**Exercise details**:
Scan the listing below for the word "desc", then copy each line that has it.

**Information shown**:
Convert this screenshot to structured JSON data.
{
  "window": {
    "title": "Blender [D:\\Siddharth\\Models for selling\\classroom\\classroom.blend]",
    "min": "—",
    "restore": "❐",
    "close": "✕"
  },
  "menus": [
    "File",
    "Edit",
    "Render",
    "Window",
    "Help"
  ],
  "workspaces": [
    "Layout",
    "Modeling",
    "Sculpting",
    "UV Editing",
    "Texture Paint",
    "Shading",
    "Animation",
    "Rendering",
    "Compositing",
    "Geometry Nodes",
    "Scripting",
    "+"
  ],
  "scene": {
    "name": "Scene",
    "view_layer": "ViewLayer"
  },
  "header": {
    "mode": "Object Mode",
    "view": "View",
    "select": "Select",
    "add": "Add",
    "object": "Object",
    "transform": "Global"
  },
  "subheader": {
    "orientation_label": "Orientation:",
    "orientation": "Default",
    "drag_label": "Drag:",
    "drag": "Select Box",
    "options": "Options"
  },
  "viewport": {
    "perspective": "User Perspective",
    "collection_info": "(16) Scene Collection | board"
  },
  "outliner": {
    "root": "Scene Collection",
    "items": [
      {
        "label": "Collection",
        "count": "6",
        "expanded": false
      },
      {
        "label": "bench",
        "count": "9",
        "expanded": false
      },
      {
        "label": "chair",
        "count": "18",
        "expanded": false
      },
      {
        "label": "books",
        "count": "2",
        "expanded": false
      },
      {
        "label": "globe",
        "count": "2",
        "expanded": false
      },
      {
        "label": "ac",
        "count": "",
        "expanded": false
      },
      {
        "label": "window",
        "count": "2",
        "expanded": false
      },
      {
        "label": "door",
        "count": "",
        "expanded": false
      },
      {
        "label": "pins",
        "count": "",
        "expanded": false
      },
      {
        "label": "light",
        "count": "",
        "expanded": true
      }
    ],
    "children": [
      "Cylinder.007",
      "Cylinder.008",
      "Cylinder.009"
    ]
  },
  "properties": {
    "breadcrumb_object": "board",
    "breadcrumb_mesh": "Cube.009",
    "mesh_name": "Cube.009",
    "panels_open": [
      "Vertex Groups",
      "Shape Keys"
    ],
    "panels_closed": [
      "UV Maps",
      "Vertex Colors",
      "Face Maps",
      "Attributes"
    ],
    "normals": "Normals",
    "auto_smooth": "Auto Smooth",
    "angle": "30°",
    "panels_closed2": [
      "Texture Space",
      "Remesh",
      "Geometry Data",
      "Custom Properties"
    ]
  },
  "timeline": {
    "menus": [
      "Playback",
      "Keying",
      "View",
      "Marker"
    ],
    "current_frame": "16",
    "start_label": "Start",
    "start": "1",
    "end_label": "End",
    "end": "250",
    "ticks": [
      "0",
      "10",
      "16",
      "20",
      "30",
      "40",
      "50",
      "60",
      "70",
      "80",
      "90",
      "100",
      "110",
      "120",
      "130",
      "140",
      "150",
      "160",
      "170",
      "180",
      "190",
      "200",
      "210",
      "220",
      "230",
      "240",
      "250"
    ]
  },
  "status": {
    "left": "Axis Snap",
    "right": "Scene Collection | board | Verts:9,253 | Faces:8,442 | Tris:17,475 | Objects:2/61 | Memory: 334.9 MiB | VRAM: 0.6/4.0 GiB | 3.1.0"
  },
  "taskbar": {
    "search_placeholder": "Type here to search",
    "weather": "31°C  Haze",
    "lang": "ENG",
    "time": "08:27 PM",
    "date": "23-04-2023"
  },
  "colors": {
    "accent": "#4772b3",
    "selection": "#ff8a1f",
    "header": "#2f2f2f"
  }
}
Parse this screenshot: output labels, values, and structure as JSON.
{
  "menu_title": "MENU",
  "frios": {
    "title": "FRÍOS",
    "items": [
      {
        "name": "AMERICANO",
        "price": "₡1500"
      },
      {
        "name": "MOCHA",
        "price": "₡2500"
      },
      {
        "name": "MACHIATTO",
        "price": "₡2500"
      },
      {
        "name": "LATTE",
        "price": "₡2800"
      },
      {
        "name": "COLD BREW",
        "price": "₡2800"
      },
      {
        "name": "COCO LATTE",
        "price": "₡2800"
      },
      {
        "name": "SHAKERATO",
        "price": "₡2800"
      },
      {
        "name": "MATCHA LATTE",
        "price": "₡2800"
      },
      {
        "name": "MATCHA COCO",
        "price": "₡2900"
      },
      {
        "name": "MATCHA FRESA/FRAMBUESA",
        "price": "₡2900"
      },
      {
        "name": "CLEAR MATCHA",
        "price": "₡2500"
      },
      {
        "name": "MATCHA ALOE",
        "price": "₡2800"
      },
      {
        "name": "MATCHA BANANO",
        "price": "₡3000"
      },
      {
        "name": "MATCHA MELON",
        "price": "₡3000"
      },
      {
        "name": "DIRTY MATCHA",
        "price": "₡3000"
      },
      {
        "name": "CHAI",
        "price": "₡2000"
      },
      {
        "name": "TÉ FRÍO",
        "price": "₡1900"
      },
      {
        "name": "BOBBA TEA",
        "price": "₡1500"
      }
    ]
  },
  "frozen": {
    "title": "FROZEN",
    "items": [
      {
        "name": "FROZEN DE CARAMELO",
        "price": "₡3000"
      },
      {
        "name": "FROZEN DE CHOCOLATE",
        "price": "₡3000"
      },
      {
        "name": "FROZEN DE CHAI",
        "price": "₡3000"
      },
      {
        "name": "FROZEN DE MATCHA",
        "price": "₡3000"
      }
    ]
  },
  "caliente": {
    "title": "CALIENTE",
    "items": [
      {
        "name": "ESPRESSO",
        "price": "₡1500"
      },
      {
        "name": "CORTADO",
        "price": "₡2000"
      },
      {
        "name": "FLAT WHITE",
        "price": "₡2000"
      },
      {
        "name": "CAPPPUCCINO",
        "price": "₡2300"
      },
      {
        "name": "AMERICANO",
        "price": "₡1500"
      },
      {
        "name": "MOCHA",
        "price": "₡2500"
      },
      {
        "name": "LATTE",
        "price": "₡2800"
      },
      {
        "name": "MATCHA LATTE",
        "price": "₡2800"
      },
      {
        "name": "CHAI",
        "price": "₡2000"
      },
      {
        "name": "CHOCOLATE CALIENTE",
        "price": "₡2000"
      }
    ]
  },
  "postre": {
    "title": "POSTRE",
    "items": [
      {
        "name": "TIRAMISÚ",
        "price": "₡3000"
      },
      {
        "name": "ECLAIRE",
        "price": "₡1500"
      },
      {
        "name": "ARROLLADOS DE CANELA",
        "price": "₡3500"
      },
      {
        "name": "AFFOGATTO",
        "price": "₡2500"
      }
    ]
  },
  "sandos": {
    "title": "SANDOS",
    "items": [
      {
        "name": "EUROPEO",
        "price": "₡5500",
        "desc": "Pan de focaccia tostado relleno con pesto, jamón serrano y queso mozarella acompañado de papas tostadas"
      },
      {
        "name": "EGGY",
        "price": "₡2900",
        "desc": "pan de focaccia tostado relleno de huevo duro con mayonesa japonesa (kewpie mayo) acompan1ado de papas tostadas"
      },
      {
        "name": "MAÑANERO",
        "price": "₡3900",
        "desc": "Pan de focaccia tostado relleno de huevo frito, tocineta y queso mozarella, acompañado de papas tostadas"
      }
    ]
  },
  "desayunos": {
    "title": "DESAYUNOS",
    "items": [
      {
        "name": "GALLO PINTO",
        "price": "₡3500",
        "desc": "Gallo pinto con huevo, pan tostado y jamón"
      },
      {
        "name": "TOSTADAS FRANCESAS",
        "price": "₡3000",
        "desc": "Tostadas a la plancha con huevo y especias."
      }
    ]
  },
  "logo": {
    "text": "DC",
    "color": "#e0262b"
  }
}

**Task output**:
        "desc": "Pan de focaccia tostado relleno con pesto, jamón serrano y queso mozarella acompañado de papas tostadas"
        "desc": "pan de focaccia tostado relleno de huevo duro con mayonesa japonesa (kewpie mayo) acompan1ado de papas tostadas"
        "desc": "Pan de focaccia tostado relleno de huevo frito, tocineta y queso mozarella, acompañado de papas tostadas"
        "desc": "Gallo pinto con huevo, pan tostado y jamón"
        "desc": "Tostadas a la plancha con huevo y especias."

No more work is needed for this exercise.